▸ **RECORD EXTRACTS**
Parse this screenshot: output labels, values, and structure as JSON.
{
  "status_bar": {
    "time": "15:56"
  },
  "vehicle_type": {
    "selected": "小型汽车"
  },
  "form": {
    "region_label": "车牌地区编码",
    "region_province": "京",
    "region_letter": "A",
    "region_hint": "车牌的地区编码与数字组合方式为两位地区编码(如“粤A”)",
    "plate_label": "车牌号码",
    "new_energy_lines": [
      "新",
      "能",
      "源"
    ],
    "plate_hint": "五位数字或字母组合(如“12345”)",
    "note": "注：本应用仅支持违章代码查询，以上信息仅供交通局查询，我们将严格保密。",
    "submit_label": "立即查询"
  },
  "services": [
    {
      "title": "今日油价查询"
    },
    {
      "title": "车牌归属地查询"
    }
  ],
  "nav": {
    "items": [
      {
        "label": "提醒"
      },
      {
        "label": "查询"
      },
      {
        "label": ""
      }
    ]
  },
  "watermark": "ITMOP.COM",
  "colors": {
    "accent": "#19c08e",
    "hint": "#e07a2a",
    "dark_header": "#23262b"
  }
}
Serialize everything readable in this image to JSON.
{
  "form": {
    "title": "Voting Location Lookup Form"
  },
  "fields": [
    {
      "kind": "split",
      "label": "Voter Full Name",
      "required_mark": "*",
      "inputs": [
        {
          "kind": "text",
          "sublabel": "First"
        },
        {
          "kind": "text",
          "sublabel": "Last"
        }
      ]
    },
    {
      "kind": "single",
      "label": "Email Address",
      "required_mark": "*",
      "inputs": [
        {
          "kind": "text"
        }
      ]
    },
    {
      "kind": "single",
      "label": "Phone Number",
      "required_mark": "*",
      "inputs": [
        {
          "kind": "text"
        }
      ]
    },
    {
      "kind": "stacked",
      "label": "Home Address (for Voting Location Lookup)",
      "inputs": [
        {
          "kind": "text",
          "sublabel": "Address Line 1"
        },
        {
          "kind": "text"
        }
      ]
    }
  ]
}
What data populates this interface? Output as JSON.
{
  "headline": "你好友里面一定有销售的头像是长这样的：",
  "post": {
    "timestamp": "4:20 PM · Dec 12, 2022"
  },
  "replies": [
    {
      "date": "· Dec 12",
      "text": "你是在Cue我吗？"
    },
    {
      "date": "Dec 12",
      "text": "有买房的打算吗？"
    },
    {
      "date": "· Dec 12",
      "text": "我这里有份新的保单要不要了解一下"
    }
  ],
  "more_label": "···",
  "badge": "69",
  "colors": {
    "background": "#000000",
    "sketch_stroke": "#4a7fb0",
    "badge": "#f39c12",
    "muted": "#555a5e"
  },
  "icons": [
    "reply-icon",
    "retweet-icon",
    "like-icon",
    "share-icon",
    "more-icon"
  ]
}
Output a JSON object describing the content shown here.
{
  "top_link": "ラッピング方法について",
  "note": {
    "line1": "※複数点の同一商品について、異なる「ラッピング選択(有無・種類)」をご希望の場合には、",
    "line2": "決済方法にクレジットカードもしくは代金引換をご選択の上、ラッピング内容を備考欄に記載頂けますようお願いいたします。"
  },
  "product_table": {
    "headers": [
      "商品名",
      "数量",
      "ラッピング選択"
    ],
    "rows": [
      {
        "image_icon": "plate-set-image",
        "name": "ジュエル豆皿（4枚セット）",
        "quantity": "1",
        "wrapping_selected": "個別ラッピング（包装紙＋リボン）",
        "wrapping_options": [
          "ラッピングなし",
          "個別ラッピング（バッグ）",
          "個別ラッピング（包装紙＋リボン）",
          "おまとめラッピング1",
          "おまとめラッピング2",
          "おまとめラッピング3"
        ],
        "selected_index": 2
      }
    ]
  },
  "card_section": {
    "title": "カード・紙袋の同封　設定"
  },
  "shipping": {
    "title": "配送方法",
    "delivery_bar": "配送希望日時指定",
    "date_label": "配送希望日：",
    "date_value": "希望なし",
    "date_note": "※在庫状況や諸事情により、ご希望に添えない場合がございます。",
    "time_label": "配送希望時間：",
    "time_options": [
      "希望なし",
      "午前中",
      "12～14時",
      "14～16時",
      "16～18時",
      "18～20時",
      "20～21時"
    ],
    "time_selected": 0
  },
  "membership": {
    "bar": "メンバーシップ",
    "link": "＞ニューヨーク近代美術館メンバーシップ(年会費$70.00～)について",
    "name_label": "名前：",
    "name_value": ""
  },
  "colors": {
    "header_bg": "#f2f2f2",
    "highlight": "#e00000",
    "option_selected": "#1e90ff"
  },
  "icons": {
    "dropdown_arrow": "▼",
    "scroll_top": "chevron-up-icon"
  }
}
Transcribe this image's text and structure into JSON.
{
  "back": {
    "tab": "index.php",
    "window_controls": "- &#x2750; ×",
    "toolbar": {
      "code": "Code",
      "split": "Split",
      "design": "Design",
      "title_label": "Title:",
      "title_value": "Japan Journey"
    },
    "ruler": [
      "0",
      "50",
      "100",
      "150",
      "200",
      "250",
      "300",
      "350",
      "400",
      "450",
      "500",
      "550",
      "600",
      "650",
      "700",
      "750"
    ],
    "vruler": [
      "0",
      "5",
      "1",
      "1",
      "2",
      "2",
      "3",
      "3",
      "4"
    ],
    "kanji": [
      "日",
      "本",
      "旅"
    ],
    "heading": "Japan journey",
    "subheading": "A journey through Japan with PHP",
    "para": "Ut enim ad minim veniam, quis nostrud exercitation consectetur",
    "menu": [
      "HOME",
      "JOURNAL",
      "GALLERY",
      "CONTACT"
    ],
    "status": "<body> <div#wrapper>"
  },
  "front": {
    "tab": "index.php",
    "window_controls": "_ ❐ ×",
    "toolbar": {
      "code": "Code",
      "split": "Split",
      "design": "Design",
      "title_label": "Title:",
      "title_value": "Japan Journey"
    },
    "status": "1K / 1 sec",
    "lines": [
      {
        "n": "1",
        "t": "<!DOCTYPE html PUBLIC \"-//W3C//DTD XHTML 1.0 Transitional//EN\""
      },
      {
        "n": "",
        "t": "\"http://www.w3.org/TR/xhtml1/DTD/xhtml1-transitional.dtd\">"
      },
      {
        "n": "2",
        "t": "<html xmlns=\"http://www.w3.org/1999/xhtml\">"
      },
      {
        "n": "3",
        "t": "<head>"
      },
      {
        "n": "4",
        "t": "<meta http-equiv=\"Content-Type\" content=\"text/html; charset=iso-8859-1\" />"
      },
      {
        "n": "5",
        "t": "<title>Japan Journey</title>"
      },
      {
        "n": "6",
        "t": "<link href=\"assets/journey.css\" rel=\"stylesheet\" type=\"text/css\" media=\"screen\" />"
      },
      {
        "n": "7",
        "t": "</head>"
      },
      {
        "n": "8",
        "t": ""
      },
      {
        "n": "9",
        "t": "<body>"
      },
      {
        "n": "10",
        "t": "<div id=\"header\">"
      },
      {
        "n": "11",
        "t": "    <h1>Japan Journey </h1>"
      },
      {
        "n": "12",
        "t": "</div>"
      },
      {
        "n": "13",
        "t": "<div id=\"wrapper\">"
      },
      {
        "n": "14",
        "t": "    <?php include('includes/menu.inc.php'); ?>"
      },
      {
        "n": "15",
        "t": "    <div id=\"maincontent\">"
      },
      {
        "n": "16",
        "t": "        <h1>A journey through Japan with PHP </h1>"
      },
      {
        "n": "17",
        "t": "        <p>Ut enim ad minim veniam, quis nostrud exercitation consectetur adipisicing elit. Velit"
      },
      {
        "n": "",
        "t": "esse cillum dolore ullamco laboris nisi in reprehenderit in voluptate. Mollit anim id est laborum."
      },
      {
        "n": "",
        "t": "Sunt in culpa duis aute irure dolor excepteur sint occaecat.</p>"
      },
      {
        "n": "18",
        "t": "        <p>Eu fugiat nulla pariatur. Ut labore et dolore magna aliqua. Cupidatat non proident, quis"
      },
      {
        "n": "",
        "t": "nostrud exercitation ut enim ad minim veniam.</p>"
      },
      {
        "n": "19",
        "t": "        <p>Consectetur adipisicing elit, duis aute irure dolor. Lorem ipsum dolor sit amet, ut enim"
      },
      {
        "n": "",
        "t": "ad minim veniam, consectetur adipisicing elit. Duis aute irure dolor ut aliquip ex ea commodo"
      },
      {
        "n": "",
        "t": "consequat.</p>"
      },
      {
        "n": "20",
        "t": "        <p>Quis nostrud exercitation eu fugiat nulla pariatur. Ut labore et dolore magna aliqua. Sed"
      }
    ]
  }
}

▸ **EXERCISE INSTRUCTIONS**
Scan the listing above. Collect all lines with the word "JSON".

▸ **SOLUTION TO THE PROBLEM**
Parse this screenshot: output labels, values, and structure as JSON.
Serialize everything readable in this image to JSON.
What data populates this interface? Output as JSON.
Output a JSON object describing the content shown here.
Transcribe this image's text and structure into JSON.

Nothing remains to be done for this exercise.